# BRIEF
All of the records below are to be printed exactly; the pictures are to be left out.

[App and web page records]
######

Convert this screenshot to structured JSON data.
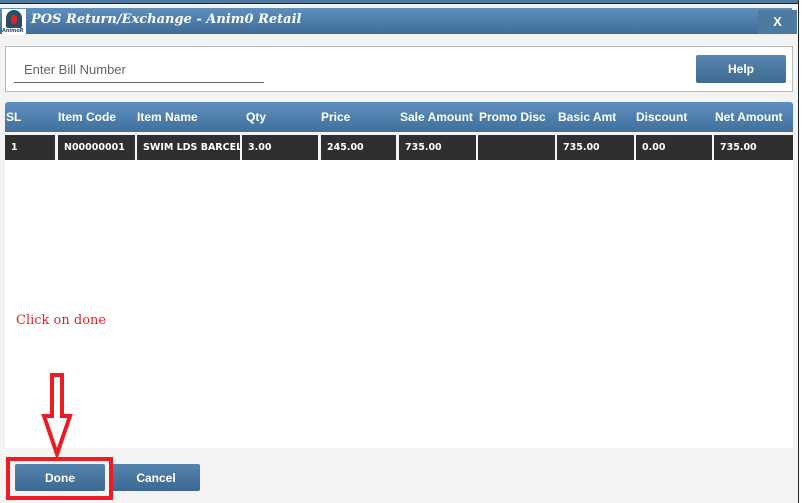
{
  "window": {
    "title": "POS Return/Exchange - Anim0 Retail",
    "logo_text": "AnimoR",
    "close_label": "X"
  },
  "search": {
    "placeholder": "Enter Bill Number",
    "value": "",
    "help_label": "Help"
  },
  "table": {
    "columns": [
      "SL",
      "Item Code",
      "Item Name",
      "Qty",
      "Price",
      "Sale Amount",
      "Promo Disc",
      "Basic Amt",
      "Discount",
      "Net Amount"
    ],
    "rows": [
      [
        "1",
        "N00000001",
        "SWIM LDS BARCEL",
        "3.00",
        "245.00",
        "735.00",
        "",
        "735.00",
        "0.00",
        "735.00"
      ]
    ]
  },
  "annotation": {
    "text": "Click on done"
  },
  "footer": {
    "done_label": "Done",
    "cancel_label": "Cancel"
  }
}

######

# ANSWER TO THE EXERCISE
Convert this screenshot to structured JSON data.
{
  "window": {
    "title": "POS Return/Exchange - Anim0 Retail",
    "logo_text": "AnimoR",
    "close_label": "X"
  },
  "search": {
    "placeholder": "Enter Bill Number",
    "value": "",
    "help_label": "Help"
  },
  "table": {
    "columns": [
      "SL",
      "Item Code",
      "Item Name",
      "Qty",
      "Price",
      "Sale Amount",
      "Promo Disc",
      "Basic Amt",
      "Discount",
      "Net Amount"
    ],
    "rows": [
      [
        "1",
        "N00000001",
        "SWIM LDS BARCEL",
        "3.00",
        "245.00",
        "735.00",
        "",
        "735.00",
        "0.00",
        "735.00"
      ]
    ]
  },
  "annotation": {
    "text": "Click on done"
  },
  "footer": {
    "done_label": "Done",
    "cancel_label": "Cancel"
  }
}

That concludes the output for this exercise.